Directions
Copy out all the lines of the data precisely, omitting any pictures.

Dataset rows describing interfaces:
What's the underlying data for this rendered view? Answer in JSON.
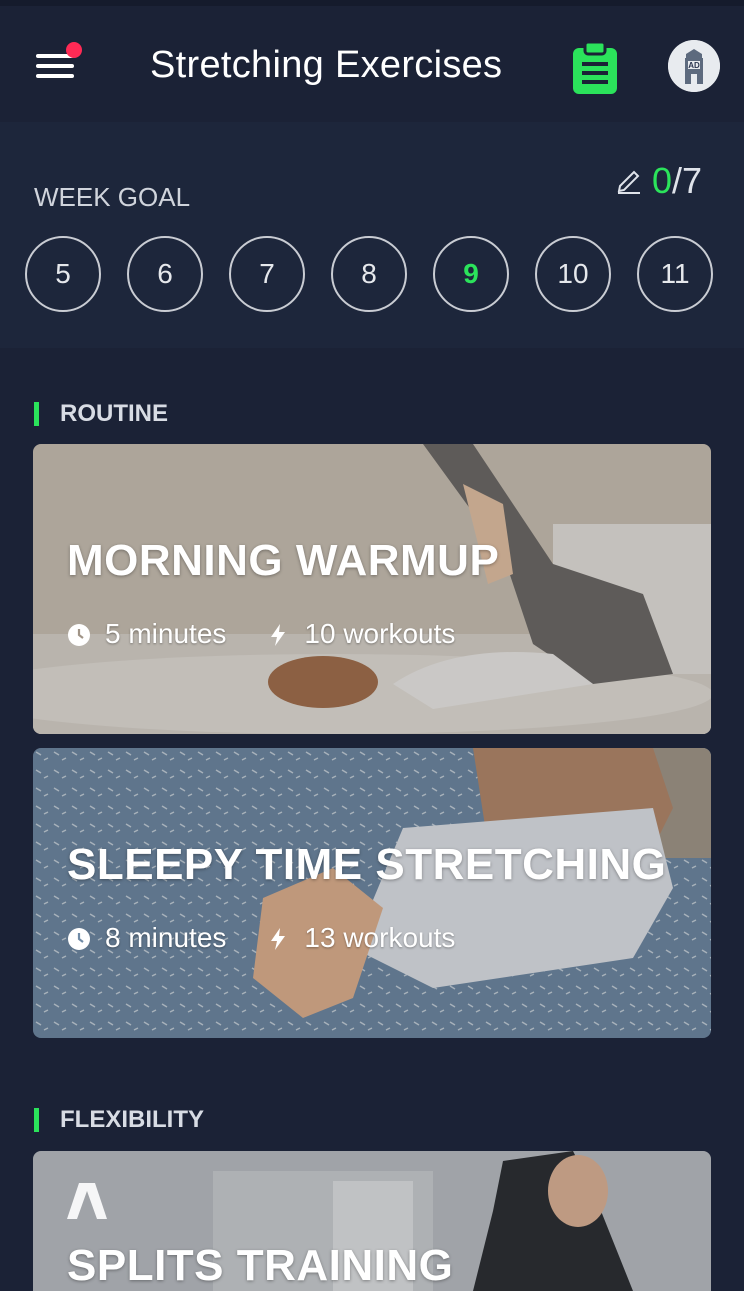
{
  "app": {
    "title": "Stretching Exercises",
    "accent_color": "#2be35b",
    "notification_color": "#ff2a55",
    "icons": {
      "menu": "hamburger-menu-icon",
      "plan": "clipboard-icon",
      "remove_ads": "ad-lighthouse-icon"
    },
    "ad_badge": "AD"
  },
  "week_goal": {
    "label": "WEEK GOAL",
    "done": "0",
    "total": "/7",
    "days": [
      "5",
      "6",
      "7",
      "8",
      "9",
      "10",
      "11"
    ],
    "today": "9"
  },
  "sections": [
    {
      "title": "ROUTINE",
      "cards": [
        {
          "title": "MORNING WARMUP",
          "duration": "5 minutes",
          "workouts": "10 workouts"
        },
        {
          "title": "SLEEPY TIME STRETCHING",
          "duration": "8 minutes",
          "workouts": "13 workouts"
        }
      ]
    },
    {
      "title": "FLEXIBILITY",
      "cards": [
        {
          "title": "SPLITS TRAINING"
        }
      ]
    }
  ]
}
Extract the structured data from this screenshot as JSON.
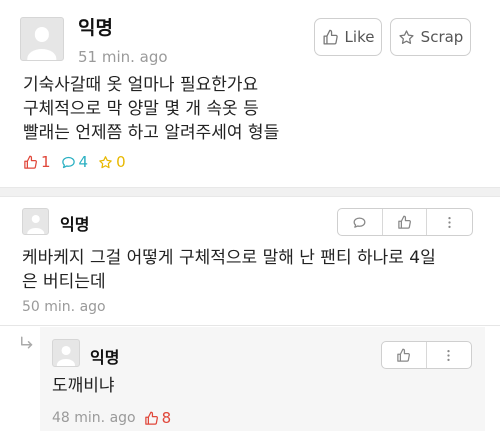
{
  "post": {
    "author": "익명",
    "time": "51 min. ago",
    "like_button": "Like",
    "scrap_button": "Scrap",
    "body_lines": [
      "기숙사갈때 옷 얼마나 필요한가요",
      "구체적으로 막 양말 몇 개 속옷 등",
      "빨래는 언제쯤 하고 알려주세여 형들"
    ],
    "stats": {
      "likes": "1",
      "comments": "4",
      "scraps": "0"
    }
  },
  "comments": [
    {
      "author": "익명",
      "body_lines": [
        "케바케지 그걸 어떻게 구체적으로 말해 난 팬티 하나로 4일",
        "은 버티는데"
      ],
      "time": "50 min. ago"
    }
  ],
  "reply": {
    "author": "익명",
    "body": "도깨비냐",
    "time": "48 min. ago",
    "likes": "8"
  },
  "colors": {
    "like": "#e0473a",
    "comment": "#2bb0c2",
    "scrap": "#e8b800",
    "muted": "#9a9a9a"
  },
  "icons": [
    "thumb-up-icon",
    "star-icon",
    "speech-bubble-icon",
    "more-vertical-icon",
    "reply-arrow-icon"
  ]
}
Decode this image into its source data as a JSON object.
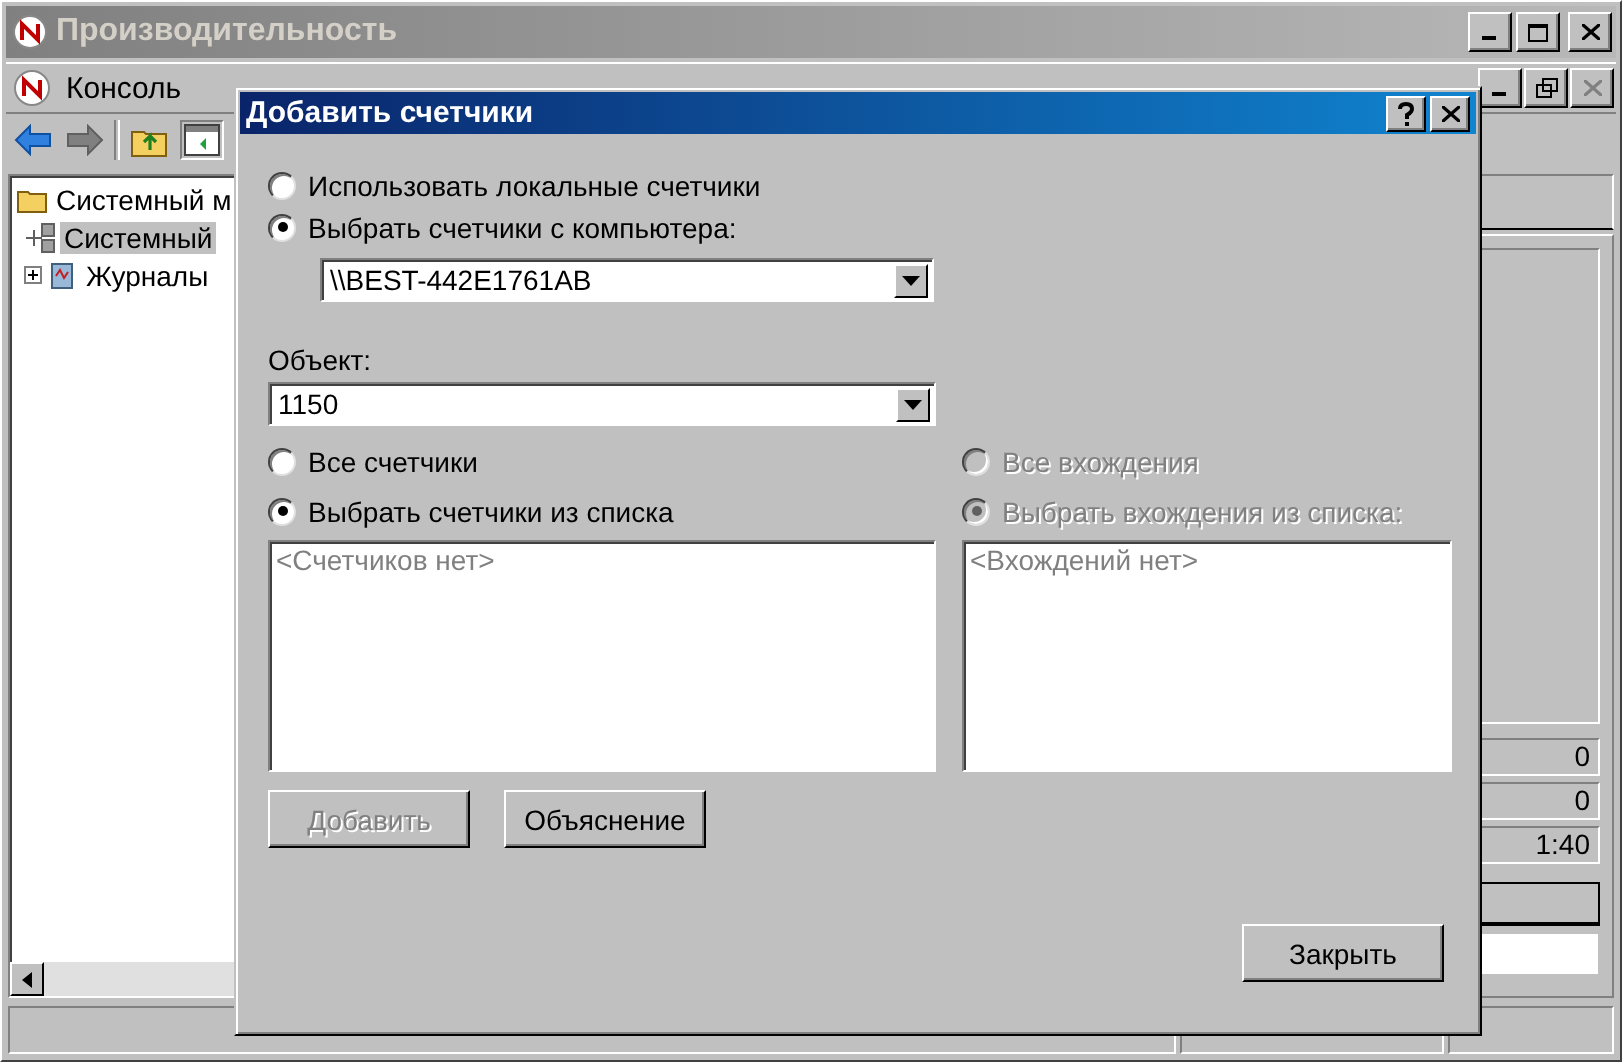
{
  "window": {
    "title": "Производительность",
    "active": false
  },
  "menu": [
    {
      "label": "Консоль"
    }
  ],
  "tree": [
    {
      "label": "Системный м",
      "selected": false,
      "children": [
        {
          "label": "Системный",
          "selected": true
        },
        {
          "label": "Журналы",
          "selected": false,
          "expanded": false
        }
      ]
    }
  ],
  "right_panel": {
    "values": [
      "0",
      "0",
      "1:40"
    ]
  },
  "dialog": {
    "title": "Добавить счетчики",
    "source_options": [
      {
        "label": "Использовать локальные счетчики",
        "selected": false
      },
      {
        "label": "Выбрать счетчики с компьютера:",
        "selected": true
      }
    ],
    "computer": {
      "value": "\\\\BEST-442E1761AB"
    },
    "object": {
      "label": "Объект:",
      "value": "1150"
    },
    "counter_options": [
      {
        "label": "Все счетчики",
        "selected": false,
        "disabled": false
      },
      {
        "label": "Выбрать счетчики из списка",
        "selected": true,
        "disabled": false
      }
    ],
    "counters_list": {
      "empty_text": "<Счетчиков нет>"
    },
    "instance_options": [
      {
        "label": "Все вхождения",
        "selected": false,
        "disabled": true
      },
      {
        "label": "Выбрать вхождения из списка:",
        "selected": true,
        "disabled": true
      }
    ],
    "instances_list": {
      "empty_text": "<Вхождений нет>"
    },
    "buttons": [
      {
        "label": "Добавить",
        "disabled": true
      },
      {
        "label": "Объяснение",
        "disabled": false
      }
    ],
    "close_button": {
      "label": "Закрыть"
    }
  }
}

Task response
What's the underlying data for this rendered view? Answer in JSON.
{
  "app": {
    "title": "Stretching Exercises",
    "accent_color": "#2be35b",
    "notification_color": "#ff2a55",
    "icons": {
      "menu": "hamburger-menu-icon",
      "plan": "clipboard-icon",
      "remove_ads": "ad-lighthouse-icon"
    },
    "ad_badge": "AD"
  },
  "week_goal": {
    "label": "WEEK GOAL",
    "done": "0",
    "total": "/7",
    "days": [
      "5",
      "6",
      "7",
      "8",
      "9",
      "10",
      "11"
    ],
    "today": "9"
  },
  "sections": [
    {
      "title": "ROUTINE",
      "cards": [
        {
          "title": "MORNING WARMUP",
          "duration": "5 minutes",
          "workouts": "10 workouts"
        },
        {
          "title": "SLEEPY TIME STRETCHING",
          "duration": "8 minutes",
          "workouts": "13 workouts"
        }
      ]
    },
    {
      "title": "FLEXIBILITY",
      "cards": [
        {
          "title": "SPLITS TRAINING"
        }
      ]
    }
  ]
}
Extract the structured data from this screenshot as JSON.
{
  "post": {
    "author": "익명",
    "time": "51 min. ago",
    "like_button": "Like",
    "scrap_button": "Scrap",
    "body_lines": [
      "기숙사갈때 옷 얼마나 필요한가요",
      "구체적으로 막 양말 몇 개 속옷 등",
      "빨래는 언제쯤 하고 알려주세여 형들"
    ],
    "stats": {
      "likes": "1",
      "comments": "4",
      "scraps": "0"
    }
  },
  "comments": [
    {
      "author": "익명",
      "body_lines": [
        "케바케지 그걸 어떻게 구체적으로 말해 난 팬티 하나로 4일",
        "은 버티는데"
      ],
      "time": "50 min. ago"
    }
  ],
  "reply": {
    "author": "익명",
    "body": "도깨비냐",
    "time": "48 min. ago",
    "likes": "8"
  },
  "colors": {
    "like": "#e0473a",
    "comment": "#2bb0c2",
    "scrap": "#e8b800",
    "muted": "#9a9a9a"
  },
  "icons": [
    "thumb-up-icon",
    "star-icon",
    "speech-bubble-icon",
    "more-vertical-icon",
    "reply-arrow-icon"
  ]
}
Decode this image into its source data as a JSON object.
{
  "window": {
    "title": "Производительность",
    "active": false
  },
  "menu": [
    {
      "label": "Консоль"
    }
  ],
  "tree": [
    {
      "label": "Системный м",
      "selected": false,
      "children": [
        {
          "label": "Системный",
          "selected": true
        },
        {
          "label": "Журналы",
          "selected": false,
          "expanded": false
        }
      ]
    }
  ],
  "right_panel": {
    "values": [
      "0",
      "0",
      "1:40"
    ]
  },
  "dialog": {
    "title": "Добавить счетчики",
    "source_options": [
      {
        "label": "Использовать локальные счетчики",
        "selected": false
      },
      {
        "label": "Выбрать счетчики с компьютера:",
        "selected": true
      }
    ],
    "computer": {
      "value": "\\\\BEST-442E1761AB"
    },
    "object": {
      "label": "Объект:",
      "value": "1150"
    },
    "counter_options": [
      {
        "label": "Все счетчики",
        "selected": false,
        "disabled": false
      },
      {
        "label": "Выбрать счетчики из списка",
        "selected": true,
        "disabled": false
      }
    ],
    "counters_list": {
      "empty_text": "<Счетчиков нет>"
    },
    "instance_options": [
      {
        "label": "Все вхождения",
        "selected": false,
        "disabled": true
      },
      {
        "label": "Выбрать вхождения из списка:",
        "selected": true,
        "disabled": true
      }
    ],
    "instances_list": {
      "empty_text": "<Вхождений нет>"
    },
    "buttons": [
      {
        "label": "Добавить",
        "disabled": true
      },
      {
        "label": "Объяснение",
        "disabled": false
      }
    ],
    "close_button": {
      "label": "Закрыть"
    }
  }
}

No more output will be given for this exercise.